Wear blue, run to remember, is a national running community that honors the service and sacrifice of the American military, but co-founder, Lisa Hallett, who has lead the organization for almost a decade, decided to direct attention and effort to our “newest heroes”- the Gold Star youth.
Hallett started the wear blue Gold Star Youth Mentorship Program in April, which pairs active duty military with children of fallen service members.
“So much attention is given to parents and spouses, but our Gold Star youth don’t always have such a deliberate path to honor, remember, and celebrate their fallen hero,” Hallett told Fox News. “We had no idea where this program was going to go, but it has been amazing seeing our youth and mentors connect.”
On the Sunday of Memorial Day weekend, the mentor and Gold Star youth participated in a “Heroes’ Hike” joined by family members and local athletes. On Monday, Memorial Day, the mentor’s training and guidance allowed the Gold Star children to participate in wear blue’s annual Memorial Day run. Wear blue had Memorial Day meet-ups at various locations across the nation.
The run featured upward of 2,000 military, civilians, and Gold Star families; and the 21 youth, and 23 mentors who directly participated in the program.
Hallett told Fox News that the program has had a very personal impact on her family. Her husband, CPT John Hallett, was killed on August 25, 2009, just three weeks after the birth of their third child, Heidi, and just six weeks after his deployment with 5th Stryker Brigade to Shah Wali Kot District in Kandahar. Capt. John Hallett was killed when his unit encountered an improvised explosive device.

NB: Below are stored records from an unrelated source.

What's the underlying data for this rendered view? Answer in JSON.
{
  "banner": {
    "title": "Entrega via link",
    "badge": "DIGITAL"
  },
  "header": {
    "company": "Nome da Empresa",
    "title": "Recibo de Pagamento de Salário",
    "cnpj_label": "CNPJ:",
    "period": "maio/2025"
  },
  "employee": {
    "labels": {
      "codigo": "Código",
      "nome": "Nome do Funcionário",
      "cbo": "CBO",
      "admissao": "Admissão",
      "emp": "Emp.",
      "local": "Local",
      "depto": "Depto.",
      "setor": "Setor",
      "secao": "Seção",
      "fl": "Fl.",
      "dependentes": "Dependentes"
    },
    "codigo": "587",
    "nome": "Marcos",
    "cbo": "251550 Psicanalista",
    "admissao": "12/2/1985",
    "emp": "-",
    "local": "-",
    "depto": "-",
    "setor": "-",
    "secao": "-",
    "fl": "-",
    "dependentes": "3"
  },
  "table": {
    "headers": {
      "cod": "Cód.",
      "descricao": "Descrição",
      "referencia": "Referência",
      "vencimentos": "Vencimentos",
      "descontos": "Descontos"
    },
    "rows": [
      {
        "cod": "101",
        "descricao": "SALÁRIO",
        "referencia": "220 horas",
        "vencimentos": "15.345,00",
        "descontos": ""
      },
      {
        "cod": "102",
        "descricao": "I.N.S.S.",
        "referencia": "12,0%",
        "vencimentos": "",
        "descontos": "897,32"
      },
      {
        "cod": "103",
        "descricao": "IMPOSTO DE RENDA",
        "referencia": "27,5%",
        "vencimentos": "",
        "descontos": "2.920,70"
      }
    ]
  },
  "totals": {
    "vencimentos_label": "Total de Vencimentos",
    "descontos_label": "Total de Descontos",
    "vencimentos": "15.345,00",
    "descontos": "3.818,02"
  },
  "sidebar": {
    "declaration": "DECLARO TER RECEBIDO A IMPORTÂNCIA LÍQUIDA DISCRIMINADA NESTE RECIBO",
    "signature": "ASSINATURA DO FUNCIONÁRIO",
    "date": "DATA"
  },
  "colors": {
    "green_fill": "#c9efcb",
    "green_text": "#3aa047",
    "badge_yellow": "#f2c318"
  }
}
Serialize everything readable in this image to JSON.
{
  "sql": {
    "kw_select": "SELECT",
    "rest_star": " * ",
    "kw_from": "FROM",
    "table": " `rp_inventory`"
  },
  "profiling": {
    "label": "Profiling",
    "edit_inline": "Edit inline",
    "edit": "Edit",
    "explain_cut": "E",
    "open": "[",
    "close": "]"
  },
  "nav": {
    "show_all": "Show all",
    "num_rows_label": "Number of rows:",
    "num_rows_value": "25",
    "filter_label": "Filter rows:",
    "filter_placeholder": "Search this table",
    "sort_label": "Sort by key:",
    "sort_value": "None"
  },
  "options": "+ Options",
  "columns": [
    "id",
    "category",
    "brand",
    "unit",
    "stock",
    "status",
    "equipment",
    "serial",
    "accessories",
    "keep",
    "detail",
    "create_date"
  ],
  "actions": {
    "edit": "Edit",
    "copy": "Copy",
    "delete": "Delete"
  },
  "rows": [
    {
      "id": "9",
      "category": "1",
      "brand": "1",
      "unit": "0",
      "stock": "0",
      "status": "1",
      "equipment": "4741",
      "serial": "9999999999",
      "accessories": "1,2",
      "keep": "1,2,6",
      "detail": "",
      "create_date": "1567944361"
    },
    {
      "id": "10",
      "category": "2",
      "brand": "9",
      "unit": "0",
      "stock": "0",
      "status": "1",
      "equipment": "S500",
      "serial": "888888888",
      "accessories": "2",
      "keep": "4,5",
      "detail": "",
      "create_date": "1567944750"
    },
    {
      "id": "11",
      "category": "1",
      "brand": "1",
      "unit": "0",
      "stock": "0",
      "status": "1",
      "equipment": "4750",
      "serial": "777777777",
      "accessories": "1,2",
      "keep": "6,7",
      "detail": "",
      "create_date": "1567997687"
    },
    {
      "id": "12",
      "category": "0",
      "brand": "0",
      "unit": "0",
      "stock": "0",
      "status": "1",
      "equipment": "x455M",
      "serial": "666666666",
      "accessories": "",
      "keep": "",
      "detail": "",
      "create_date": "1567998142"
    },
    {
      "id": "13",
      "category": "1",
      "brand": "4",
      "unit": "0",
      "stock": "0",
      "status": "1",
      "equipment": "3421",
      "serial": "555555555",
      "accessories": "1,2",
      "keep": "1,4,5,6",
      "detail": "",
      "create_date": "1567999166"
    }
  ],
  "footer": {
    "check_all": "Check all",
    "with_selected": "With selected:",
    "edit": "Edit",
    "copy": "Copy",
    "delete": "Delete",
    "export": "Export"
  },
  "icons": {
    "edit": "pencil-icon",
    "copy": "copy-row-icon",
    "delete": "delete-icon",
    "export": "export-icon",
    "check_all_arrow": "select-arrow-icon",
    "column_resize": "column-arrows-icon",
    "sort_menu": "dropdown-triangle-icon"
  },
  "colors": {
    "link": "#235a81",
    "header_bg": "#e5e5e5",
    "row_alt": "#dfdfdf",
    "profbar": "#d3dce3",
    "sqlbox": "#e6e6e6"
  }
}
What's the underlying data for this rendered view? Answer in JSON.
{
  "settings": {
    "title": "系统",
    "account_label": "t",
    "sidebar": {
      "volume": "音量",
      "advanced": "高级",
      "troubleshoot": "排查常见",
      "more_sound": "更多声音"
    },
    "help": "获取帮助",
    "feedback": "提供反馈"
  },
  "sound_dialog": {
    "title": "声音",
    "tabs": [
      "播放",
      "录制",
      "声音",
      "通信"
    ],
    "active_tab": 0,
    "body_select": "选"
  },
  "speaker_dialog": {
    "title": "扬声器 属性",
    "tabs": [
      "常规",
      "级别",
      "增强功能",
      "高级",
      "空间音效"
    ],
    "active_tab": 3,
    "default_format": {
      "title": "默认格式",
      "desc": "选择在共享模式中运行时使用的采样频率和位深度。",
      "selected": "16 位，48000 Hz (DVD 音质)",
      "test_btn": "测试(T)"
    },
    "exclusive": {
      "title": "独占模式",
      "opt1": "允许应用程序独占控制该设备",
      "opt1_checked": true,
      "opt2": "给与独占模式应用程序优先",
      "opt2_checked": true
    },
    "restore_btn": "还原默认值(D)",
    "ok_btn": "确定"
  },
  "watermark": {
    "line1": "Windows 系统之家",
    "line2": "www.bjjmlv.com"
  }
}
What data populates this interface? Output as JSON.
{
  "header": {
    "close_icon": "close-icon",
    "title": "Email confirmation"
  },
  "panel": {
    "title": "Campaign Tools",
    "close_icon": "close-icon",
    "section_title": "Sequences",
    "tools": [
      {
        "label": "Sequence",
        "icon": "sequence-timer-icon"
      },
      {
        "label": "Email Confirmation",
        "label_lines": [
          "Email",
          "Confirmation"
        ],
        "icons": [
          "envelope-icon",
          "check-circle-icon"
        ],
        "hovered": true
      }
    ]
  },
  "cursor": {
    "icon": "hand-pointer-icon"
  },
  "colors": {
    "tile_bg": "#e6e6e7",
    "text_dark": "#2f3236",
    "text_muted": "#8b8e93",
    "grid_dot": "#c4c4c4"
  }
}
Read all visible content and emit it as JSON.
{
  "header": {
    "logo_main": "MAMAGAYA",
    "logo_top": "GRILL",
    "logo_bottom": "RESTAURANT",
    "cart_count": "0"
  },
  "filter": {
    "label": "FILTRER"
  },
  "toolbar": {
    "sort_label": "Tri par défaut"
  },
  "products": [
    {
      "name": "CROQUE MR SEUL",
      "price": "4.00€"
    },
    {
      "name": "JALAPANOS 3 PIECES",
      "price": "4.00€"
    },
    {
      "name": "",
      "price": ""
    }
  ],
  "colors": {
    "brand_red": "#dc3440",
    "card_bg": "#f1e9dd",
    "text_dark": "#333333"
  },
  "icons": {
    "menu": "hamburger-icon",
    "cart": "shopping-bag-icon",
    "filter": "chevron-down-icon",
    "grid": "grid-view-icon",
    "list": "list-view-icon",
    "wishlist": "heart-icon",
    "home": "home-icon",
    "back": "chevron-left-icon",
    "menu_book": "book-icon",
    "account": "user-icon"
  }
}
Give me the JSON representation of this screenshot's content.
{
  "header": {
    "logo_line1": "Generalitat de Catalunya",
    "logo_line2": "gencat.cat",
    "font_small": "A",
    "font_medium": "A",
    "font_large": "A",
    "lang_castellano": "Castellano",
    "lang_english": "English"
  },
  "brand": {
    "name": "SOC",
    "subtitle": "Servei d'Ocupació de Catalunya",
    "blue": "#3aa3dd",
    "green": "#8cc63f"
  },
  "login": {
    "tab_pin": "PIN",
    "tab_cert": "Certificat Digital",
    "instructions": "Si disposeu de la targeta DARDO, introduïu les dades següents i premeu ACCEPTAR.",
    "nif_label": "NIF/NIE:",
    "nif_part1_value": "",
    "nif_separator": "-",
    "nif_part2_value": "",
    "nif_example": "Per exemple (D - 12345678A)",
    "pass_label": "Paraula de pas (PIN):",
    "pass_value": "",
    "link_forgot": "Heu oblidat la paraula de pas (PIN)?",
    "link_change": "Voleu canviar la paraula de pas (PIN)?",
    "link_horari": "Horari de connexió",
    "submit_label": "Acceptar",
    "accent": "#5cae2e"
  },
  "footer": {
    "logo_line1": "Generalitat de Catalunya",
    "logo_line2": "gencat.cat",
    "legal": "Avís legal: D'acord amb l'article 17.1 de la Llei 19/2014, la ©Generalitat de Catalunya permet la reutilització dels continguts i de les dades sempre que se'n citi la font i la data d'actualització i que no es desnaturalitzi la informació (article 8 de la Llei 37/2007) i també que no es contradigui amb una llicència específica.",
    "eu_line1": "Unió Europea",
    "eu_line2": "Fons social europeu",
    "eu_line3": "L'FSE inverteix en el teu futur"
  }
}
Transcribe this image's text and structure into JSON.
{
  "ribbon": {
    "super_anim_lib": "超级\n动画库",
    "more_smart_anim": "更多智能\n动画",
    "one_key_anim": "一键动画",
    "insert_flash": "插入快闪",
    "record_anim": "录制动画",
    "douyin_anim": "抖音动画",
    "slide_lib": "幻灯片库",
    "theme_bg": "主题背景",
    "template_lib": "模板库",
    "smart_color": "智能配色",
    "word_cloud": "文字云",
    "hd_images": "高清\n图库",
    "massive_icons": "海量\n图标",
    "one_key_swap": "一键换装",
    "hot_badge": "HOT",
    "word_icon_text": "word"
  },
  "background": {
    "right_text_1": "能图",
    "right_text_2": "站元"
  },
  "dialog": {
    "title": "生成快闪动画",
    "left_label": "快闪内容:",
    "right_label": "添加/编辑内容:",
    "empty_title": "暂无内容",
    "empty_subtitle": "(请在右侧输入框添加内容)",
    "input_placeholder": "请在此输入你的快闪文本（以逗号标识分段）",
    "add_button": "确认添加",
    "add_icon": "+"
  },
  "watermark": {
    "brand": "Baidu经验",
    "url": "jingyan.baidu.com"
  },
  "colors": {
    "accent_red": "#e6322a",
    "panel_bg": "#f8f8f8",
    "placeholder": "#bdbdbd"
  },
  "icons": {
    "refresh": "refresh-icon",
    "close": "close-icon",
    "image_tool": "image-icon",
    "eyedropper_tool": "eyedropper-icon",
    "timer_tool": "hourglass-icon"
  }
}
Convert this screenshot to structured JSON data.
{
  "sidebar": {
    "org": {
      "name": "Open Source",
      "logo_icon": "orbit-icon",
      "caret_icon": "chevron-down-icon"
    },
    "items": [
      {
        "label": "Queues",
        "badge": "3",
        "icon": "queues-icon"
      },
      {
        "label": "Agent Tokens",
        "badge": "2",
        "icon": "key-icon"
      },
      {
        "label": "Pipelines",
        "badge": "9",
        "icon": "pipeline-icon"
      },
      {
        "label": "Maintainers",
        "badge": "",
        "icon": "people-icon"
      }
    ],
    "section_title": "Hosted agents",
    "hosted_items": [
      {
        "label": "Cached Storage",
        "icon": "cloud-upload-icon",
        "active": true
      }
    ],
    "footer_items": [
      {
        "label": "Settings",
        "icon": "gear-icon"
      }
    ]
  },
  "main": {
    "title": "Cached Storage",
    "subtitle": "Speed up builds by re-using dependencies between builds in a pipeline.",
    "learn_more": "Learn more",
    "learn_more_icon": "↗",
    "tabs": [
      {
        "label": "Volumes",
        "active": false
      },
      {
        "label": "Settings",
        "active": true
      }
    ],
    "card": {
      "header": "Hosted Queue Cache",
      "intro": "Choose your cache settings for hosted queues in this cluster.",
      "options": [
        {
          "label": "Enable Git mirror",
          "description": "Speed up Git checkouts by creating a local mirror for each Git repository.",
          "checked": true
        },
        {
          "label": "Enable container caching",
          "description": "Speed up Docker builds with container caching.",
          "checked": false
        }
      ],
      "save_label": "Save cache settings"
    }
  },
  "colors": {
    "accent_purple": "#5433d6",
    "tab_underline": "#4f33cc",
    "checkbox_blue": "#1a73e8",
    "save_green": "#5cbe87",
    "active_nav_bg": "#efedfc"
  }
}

“While my children Jackson, Bryce, and Heidi would never know their Daddy as we had hoped, I want his fellow military to serve as role models, offering a glimpse into the life of service that defined John’s career, passions, and ultimately, his death,” Hallett told Fox News. “This Gold Star Youth Mentorship Program has illuminated my children’s father for them, established healthy coping mechanisms, rebuilt their identities as military children, and empowered them on their journeys forward.”
The organization was originally founded following the redeployment of 5-2 Stryker Brigade Combat Team, a unit that, while deployed to Afghanistan in support of Operation Enduring Freedom, sustained a significant amount of combat losses and casualties. During that deployment, a small group of 5-2 wives and battalion support staff met weekly to run, seeking to create a support network for one another. When the brigade returned, Hallett, and co-founder, Erin O’Connor, turned the small group into a nationwide vision.
“I’m so proud of these kids – it was so powerful to hear them, our newest heroes, say the names of their fallen parents, and share how they’ve chosen to move forward in their lives,” Hallett told Fox News. “They are such an inspiration—to live a little stronger, push a little harder, and be a little better.”